Entries from a dataset of interfaces:
════════════════

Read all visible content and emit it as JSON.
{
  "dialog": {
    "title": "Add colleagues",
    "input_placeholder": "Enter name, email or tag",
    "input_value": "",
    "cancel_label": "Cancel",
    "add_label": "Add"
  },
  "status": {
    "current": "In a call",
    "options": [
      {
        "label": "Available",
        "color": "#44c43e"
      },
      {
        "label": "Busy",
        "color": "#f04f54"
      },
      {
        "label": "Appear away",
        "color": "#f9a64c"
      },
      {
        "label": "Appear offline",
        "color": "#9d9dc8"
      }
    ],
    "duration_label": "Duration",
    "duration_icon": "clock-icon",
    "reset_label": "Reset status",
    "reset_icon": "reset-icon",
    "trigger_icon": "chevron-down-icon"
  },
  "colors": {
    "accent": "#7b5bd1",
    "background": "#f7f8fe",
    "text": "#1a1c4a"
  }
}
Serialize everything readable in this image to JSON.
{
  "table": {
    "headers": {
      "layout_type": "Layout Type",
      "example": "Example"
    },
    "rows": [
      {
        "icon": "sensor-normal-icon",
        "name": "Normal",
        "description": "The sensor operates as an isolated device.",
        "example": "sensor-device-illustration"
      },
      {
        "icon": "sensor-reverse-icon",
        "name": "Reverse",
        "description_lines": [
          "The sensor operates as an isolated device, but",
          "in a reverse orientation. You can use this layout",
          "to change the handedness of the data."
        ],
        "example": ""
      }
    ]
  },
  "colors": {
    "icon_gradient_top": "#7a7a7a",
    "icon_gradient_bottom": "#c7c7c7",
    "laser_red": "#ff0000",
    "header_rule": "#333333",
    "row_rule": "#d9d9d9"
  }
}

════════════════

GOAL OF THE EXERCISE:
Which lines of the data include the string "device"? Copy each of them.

YOUR SOLUTION:
        "description": "The sensor operates as an isolated device.",
        "example": "sensor-device-illustration"
          "The sensor operates as an isolated device, but",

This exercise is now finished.